Greetings and blessings to you, internet friends and neighbors! And for all my kin folk out here, I love you, and you know that.
I wrote this six years ago this week.
At the time, my 30-year-old first-born son was in Afghanistan. He had already received the wound that would force a medical discharge and 100% disability two years later, but he had yet to tell me about it. He was still trying to find a way to stay with his boys over there.
I wonder if that little old man is still with us? If he is, I'd like to assure him that we are still standing up for the same thing he did, now 75 years ago. We are keeping the faith, sir.

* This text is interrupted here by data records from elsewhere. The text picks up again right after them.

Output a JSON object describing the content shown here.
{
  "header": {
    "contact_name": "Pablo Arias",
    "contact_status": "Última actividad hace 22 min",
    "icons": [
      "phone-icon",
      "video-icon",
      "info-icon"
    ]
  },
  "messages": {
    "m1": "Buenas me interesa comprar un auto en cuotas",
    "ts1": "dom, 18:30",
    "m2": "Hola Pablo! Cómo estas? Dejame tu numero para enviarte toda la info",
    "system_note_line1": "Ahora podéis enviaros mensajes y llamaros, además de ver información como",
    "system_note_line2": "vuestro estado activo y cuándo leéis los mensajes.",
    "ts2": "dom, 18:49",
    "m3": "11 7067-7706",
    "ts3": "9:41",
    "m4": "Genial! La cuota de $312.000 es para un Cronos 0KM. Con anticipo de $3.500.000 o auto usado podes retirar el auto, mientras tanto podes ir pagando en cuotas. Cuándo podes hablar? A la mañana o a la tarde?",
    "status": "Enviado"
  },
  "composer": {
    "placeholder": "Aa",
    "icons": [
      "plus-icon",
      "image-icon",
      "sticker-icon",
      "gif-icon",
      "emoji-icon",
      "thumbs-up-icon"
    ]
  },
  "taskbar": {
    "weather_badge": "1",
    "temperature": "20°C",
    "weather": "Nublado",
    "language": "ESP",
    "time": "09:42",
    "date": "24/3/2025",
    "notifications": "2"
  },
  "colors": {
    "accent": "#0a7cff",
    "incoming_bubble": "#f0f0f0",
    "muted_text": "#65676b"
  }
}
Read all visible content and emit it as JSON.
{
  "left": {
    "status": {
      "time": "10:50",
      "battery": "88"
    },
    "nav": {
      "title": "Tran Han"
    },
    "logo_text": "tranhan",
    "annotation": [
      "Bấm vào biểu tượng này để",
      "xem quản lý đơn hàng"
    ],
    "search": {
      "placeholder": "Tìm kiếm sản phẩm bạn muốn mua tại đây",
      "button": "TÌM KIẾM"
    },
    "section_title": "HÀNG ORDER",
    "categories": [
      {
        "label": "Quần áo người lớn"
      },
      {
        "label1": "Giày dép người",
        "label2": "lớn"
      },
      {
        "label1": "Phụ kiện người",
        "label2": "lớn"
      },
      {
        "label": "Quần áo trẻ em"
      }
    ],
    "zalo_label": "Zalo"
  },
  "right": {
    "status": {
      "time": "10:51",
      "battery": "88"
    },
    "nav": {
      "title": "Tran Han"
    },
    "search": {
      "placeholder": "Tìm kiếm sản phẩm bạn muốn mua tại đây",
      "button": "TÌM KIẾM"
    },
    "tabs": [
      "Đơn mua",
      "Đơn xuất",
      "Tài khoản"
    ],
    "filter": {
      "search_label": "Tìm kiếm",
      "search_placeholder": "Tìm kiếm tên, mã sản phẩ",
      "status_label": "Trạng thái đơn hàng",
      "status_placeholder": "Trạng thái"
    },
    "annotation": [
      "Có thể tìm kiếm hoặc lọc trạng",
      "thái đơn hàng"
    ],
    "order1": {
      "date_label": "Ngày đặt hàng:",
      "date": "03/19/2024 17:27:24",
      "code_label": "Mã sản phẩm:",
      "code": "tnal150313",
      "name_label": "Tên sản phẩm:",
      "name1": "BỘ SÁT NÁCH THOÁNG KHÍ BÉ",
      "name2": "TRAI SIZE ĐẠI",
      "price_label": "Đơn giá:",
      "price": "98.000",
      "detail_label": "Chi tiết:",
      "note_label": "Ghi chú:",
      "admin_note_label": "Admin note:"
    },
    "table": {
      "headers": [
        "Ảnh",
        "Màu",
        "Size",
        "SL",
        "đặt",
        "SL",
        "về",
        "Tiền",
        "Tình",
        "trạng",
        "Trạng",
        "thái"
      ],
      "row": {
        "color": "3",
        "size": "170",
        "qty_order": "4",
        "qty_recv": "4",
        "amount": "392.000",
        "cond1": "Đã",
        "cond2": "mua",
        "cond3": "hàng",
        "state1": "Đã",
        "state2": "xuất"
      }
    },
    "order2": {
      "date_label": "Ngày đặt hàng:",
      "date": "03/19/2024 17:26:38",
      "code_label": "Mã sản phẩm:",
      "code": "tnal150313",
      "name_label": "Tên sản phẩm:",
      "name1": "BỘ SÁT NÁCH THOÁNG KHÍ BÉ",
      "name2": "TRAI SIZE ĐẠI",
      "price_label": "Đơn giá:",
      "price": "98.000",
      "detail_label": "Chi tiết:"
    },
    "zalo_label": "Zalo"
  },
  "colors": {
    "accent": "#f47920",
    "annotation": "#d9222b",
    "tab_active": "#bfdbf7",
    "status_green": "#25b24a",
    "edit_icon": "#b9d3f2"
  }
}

The little old man in line
He was a little old man, just like this one.
The little old man in line in front of me at the grocery store was bent over, and it took him a while to unload his shopping cart onto the conveyor. He shuffled forward, and greeted the cashier with a clear, pleasant voice. It took him a while to scan his credit card to pay for his groceries; then he had to retrieve his cane from the cart while the young lady (what do you call a female bagboy?) helped him move it to the door; it was a slow process. The cashier looked at me with some embarrassment; she had seen me watching him, and I read her mind: she was afraid I was put out over the little old man's slow movements.
She rang up my few items, and I leaned over to her, and said, "I'll bet you any amount of money you want that he's a WWII veteran." She gave me a puzzled look; I said "Didn't you see the way he was standing?" She probably didn't see it, but I did. Even with the trembling and the cane, the little old man had seen service. "His generation saved our generation," I told her.
Her voice broke. For the first time, I realized she had an Eastern European accent. She said, "They come in here all the time, and I never know what to say to them."
"It's a debt we will never be able to repay," I said.
I hobbled out to the parking lot. Even with my own limp and cane, I caught up with the little old man and his helper before we reached the parking lot.
"Excuse me, sir, but I have to ask you where you were 69 years ago."
He gave me a funny look. What the heck is this gray haired, bearded pony-tailed cripple asking me? He started to answer. "well, let's see, I'm..."
He was going to tell me how old he was, and figure it out from there. I stopped him.
He smiled, and looked at me full in the face. "In the Navy."
"I knew it," I said. "I could tell by the way you stand."
"Well, I used to stand a lot taller..."
"You stand just fine, sir. Thank you for your service. Your generation saved my generation, and we won't ever be able to pay you back. We're doing our part, though; my oldest son is in Afghanistan now, and I was in the 582 Med Company."
"Good for you, young man" the old sailor replied, with a trace of moisture in his eyes, and a bit of a quiver in his voice.
"Thank you, sir, and thank you again for your service."
"And thank you as well," he said.
And I hobbled off to my truck, and he shuffled off to his Buick; and I looked at the young lady who was helping him with his groceries. Her eyes were glowing, and she studied the little old man as if she had never seen a man before in her life.
And maybe she hadn't REALLY seen one before; but she will remember this day, and I will; and so will the little old man, and hopefully he will tell someone he loves that we haven't forgotten him and all those other boys who saved civilization.
Peace be on your household.